* Data for this task

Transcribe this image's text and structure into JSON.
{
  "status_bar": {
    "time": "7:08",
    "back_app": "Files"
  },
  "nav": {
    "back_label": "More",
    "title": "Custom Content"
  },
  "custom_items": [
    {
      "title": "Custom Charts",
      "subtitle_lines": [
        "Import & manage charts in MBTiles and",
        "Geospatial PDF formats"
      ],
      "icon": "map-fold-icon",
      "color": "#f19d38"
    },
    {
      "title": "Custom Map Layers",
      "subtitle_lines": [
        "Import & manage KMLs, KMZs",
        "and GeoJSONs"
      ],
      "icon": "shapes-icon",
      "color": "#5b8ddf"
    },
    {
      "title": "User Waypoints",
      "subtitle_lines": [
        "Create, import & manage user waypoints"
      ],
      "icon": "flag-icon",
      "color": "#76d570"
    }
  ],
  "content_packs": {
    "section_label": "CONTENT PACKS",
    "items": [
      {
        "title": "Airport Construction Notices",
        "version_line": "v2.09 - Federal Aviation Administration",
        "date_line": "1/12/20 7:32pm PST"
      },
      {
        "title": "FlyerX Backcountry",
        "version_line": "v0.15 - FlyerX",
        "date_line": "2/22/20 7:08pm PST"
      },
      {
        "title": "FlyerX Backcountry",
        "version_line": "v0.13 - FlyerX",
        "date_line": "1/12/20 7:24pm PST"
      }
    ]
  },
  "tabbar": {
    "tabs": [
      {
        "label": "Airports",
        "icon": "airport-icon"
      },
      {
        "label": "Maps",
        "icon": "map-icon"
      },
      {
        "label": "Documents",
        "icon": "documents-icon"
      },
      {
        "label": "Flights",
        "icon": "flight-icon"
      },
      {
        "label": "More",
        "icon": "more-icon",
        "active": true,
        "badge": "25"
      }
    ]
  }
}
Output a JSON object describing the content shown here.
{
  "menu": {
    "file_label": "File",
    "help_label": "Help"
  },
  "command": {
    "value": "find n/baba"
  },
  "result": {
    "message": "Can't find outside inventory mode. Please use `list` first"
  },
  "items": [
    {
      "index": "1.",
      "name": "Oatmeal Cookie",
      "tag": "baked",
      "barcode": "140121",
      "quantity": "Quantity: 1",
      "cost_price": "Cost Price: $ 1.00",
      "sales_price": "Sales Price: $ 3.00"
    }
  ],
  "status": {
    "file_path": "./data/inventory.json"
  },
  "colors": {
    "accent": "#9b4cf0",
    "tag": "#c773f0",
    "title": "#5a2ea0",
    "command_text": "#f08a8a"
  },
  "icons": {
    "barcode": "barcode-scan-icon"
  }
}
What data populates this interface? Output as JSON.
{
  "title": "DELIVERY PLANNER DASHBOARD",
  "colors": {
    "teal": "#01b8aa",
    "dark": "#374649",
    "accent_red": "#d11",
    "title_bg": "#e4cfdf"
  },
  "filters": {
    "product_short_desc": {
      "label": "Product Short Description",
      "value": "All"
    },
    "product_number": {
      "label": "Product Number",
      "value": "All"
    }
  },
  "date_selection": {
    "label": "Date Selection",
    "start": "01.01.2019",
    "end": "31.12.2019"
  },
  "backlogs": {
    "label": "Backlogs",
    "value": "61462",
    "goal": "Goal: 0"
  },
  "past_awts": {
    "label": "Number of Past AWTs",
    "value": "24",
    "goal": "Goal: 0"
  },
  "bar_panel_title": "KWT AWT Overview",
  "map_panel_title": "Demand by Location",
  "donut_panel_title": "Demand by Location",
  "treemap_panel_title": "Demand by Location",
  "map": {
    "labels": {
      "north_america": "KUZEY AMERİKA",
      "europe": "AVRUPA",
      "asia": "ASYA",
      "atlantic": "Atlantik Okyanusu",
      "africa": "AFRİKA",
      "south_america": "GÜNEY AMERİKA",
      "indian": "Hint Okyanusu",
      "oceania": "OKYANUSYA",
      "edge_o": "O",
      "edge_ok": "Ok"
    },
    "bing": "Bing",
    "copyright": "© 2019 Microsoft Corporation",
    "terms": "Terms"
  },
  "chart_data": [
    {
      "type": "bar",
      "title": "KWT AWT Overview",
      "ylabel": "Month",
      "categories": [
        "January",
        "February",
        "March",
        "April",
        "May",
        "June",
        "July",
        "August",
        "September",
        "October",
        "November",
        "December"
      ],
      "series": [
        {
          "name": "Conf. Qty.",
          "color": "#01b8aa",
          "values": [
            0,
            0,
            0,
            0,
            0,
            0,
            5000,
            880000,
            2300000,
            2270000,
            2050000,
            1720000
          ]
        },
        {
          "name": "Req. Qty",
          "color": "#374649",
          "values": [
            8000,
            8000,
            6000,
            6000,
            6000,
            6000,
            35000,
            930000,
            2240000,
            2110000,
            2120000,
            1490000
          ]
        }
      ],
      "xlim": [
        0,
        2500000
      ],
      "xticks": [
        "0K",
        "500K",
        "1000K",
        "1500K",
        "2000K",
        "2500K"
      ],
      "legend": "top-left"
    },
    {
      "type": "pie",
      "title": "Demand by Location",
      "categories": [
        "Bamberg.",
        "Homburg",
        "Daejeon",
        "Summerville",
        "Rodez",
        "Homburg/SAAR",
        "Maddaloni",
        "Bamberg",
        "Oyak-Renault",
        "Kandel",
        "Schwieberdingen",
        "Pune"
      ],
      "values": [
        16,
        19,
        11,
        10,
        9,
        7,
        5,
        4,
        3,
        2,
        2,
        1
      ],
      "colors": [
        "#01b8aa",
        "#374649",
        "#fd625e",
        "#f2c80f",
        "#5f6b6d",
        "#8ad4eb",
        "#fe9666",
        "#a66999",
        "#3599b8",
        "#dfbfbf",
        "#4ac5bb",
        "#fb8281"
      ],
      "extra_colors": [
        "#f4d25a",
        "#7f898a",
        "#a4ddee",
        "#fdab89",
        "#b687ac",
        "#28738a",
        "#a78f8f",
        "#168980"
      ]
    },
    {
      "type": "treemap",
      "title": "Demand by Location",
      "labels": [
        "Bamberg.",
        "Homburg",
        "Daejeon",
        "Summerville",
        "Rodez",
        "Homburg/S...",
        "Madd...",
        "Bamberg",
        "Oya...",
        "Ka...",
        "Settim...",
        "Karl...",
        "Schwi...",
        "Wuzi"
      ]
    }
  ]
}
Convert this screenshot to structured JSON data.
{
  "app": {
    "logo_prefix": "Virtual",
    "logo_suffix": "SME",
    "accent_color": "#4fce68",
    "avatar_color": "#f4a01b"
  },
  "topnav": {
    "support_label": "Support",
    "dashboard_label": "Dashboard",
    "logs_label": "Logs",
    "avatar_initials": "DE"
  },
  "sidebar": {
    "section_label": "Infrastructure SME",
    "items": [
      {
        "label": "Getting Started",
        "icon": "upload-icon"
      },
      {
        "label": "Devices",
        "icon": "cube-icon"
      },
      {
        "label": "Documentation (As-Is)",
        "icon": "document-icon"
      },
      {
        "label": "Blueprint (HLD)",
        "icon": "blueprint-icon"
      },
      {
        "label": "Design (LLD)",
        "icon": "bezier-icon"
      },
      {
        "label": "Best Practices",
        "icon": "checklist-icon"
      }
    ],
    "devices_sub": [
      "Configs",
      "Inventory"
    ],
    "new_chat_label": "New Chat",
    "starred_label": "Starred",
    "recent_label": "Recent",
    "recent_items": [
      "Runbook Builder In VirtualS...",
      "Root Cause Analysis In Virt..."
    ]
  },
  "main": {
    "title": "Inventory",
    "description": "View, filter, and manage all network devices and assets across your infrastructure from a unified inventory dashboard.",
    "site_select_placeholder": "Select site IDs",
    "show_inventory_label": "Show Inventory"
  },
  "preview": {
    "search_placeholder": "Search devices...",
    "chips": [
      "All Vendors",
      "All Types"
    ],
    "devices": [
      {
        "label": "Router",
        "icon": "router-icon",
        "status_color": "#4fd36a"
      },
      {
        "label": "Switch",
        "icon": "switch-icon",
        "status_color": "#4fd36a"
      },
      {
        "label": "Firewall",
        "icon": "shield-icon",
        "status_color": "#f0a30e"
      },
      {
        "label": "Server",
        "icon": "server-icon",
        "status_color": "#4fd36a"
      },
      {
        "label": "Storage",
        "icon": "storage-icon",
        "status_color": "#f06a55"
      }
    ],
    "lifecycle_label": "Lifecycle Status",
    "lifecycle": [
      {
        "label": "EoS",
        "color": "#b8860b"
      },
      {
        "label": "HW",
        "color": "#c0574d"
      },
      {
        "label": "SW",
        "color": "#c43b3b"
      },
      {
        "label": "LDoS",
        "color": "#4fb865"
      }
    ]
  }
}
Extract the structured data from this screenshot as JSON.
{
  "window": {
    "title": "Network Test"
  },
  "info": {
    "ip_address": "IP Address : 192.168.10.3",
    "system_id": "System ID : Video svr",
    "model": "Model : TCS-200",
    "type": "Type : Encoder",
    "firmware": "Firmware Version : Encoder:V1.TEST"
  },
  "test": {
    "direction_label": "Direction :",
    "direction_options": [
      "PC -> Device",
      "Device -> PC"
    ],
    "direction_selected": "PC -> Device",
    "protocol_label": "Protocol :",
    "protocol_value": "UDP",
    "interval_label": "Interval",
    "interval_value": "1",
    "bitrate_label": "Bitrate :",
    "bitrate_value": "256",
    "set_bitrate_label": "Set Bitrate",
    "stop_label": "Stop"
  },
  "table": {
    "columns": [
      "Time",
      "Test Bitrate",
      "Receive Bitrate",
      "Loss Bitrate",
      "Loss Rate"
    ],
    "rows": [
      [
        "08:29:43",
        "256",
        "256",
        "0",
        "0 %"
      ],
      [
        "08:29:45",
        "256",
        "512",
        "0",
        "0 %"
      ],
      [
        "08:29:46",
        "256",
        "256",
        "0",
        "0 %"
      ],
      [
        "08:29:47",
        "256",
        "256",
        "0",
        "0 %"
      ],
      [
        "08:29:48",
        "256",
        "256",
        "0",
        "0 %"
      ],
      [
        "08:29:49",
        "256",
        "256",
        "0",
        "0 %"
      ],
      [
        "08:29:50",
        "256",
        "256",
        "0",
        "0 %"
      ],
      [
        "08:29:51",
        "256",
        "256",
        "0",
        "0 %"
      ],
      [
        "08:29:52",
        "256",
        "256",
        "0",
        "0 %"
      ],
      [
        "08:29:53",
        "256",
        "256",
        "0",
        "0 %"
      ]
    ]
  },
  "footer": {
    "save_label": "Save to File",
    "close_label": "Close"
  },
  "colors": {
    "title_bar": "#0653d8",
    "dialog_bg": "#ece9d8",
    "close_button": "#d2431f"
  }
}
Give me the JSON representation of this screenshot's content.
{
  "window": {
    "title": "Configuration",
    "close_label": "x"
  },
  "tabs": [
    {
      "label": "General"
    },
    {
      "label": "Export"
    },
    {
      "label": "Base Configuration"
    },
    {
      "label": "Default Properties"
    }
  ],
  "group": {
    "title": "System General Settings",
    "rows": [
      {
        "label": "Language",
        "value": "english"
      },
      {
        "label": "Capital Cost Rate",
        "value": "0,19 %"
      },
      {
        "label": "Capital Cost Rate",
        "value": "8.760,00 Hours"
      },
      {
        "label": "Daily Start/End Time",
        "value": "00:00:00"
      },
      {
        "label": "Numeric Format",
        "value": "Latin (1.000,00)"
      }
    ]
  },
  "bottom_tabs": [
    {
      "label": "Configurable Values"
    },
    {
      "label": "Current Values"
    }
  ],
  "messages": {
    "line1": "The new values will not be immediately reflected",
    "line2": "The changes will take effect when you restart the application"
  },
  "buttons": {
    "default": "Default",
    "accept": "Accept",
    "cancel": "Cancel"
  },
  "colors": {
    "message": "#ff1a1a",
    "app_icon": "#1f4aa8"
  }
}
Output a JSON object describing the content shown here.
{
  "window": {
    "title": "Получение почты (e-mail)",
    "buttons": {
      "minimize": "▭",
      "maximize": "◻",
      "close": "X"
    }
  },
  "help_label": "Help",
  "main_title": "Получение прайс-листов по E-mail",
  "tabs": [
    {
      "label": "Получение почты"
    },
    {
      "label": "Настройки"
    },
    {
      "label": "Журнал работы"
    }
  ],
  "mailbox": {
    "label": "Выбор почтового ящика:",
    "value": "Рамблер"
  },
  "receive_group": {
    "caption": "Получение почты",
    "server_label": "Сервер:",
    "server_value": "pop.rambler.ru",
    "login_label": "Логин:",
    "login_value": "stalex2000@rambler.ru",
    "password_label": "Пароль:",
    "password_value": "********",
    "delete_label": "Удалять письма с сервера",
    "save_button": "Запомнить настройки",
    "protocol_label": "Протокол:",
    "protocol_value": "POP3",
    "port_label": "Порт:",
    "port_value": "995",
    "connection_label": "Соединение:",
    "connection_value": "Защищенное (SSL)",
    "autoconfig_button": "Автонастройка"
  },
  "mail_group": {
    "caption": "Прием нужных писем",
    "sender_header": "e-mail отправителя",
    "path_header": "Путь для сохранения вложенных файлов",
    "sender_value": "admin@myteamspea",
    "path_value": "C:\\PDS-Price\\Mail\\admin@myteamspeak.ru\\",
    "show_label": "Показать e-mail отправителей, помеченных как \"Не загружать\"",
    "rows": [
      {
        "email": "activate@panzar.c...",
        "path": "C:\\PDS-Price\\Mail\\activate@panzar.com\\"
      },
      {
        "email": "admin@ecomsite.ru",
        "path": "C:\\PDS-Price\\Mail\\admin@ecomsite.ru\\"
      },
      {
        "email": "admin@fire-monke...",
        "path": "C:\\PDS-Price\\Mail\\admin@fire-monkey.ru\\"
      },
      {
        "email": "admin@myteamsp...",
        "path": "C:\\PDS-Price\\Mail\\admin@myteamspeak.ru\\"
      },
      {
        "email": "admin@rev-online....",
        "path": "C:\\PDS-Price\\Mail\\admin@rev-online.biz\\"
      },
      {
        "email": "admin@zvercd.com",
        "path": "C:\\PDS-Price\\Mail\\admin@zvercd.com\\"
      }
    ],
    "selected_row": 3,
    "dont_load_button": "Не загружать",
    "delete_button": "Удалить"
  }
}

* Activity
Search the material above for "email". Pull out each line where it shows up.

* Exercise result
        "email": "activate@panzar.c...",
        "email": "admin@ecomsite.ru",
        "email": "admin@fire-monke...",
        "email": "admin@myteamsp...",
        "email": "admin@rev-online....",
        "email": "admin@zvercd.com",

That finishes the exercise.